|International Classification||A61M16/00, A62B9/02, A61M16/20|
|Cooperative Classification||A61M16/20, A61M16/00, G05B2219/43183, A62B9/027|
|European Classification||A61M16/00, A61M16/20, A62B9/02D4|
|Jan 10, 1983||AS||Assignment|
Owner name: LIFE SUPPORT PRODUCTS, INC.,
Free format text: ASSIGNMENT OF ASSIGNORS INTEREST.;ASSIGNOR:ROBERTSHAW CONTROLS COMPANY, 1701 BYRD AVE., RICHMOND, VA. A CORP. OF DEL.;REEL/FRAME:004086/0511
Effective date: 19820930
Free format text: ASSIGNMENT OF ASSIGNORS INTEREST;ASSIGNOR:ROBERTSHAW CONTROLS COMPANY, 1701 BYRD AVE., RICHMOND, VA. A CORP. OF DEL.;REEL/FRAME:004086/0511
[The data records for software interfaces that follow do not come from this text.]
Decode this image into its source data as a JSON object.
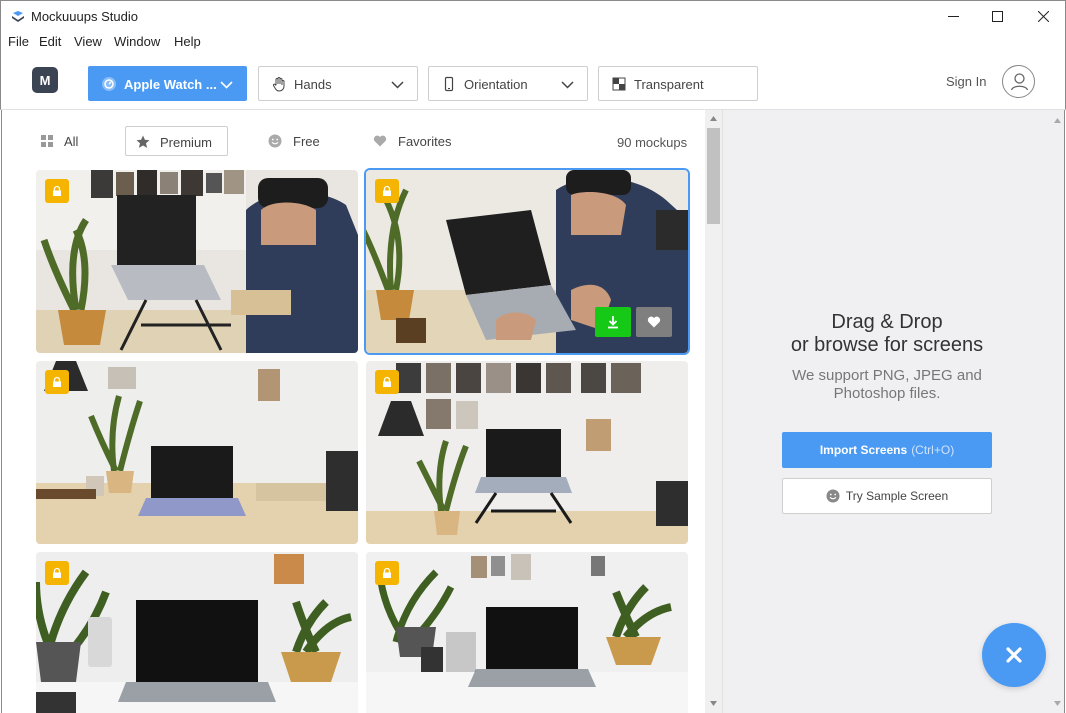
{
  "window": {
    "title": "Mockuuups Studio"
  },
  "menu": [
    "File",
    "Edit",
    "Window",
    "Help",
    "View"
  ],
  "menu_items": {
    "file": "File",
    "edit": "Edit",
    "view": "View",
    "window": "Window",
    "help": "Help"
  },
  "toolbar": {
    "logo": "M",
    "device": "Apple Watch ...",
    "hands": "Hands",
    "orientation": "Orientation",
    "background": "Transparent",
    "sign_in": "Sign In"
  },
  "filters": {
    "all": "All",
    "premium": "Premium",
    "free": "Free",
    "favorites": "Favorites",
    "count": "90 mockups"
  },
  "thumbnails": [
    {
      "name": "laptop-stand-man-plaid",
      "premium": true
    },
    {
      "name": "man-typing-laptop",
      "premium": true,
      "selected": true
    },
    {
      "name": "laptop-desk-plant-lamp",
      "premium": true
    },
    {
      "name": "laptop-stand-wall-photos",
      "premium": true
    },
    {
      "name": "laptop-desk-plants-left",
      "premium": true
    },
    {
      "name": "laptop-desk-plants-right",
      "premium": true
    }
  ],
  "dropzone": {
    "title_line1": "Drag & Drop",
    "title_line2": "or browse for screens",
    "sub_line1": "We support PNG, JPEG and",
    "sub_line2": "Photoshop files.",
    "import_label": "Import Screens",
    "import_hint": "(Ctrl+O)",
    "sample_label": "Try Sample Screen"
  },
  "colors": {
    "accent": "#4a9af4",
    "lock": "#f5b400",
    "download": "#17c917",
    "panel_bg": "#f0f0f3"
  }
}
Owner name: LIFE SUPPORT PRODUCTS, INC.,, CALIFORNIA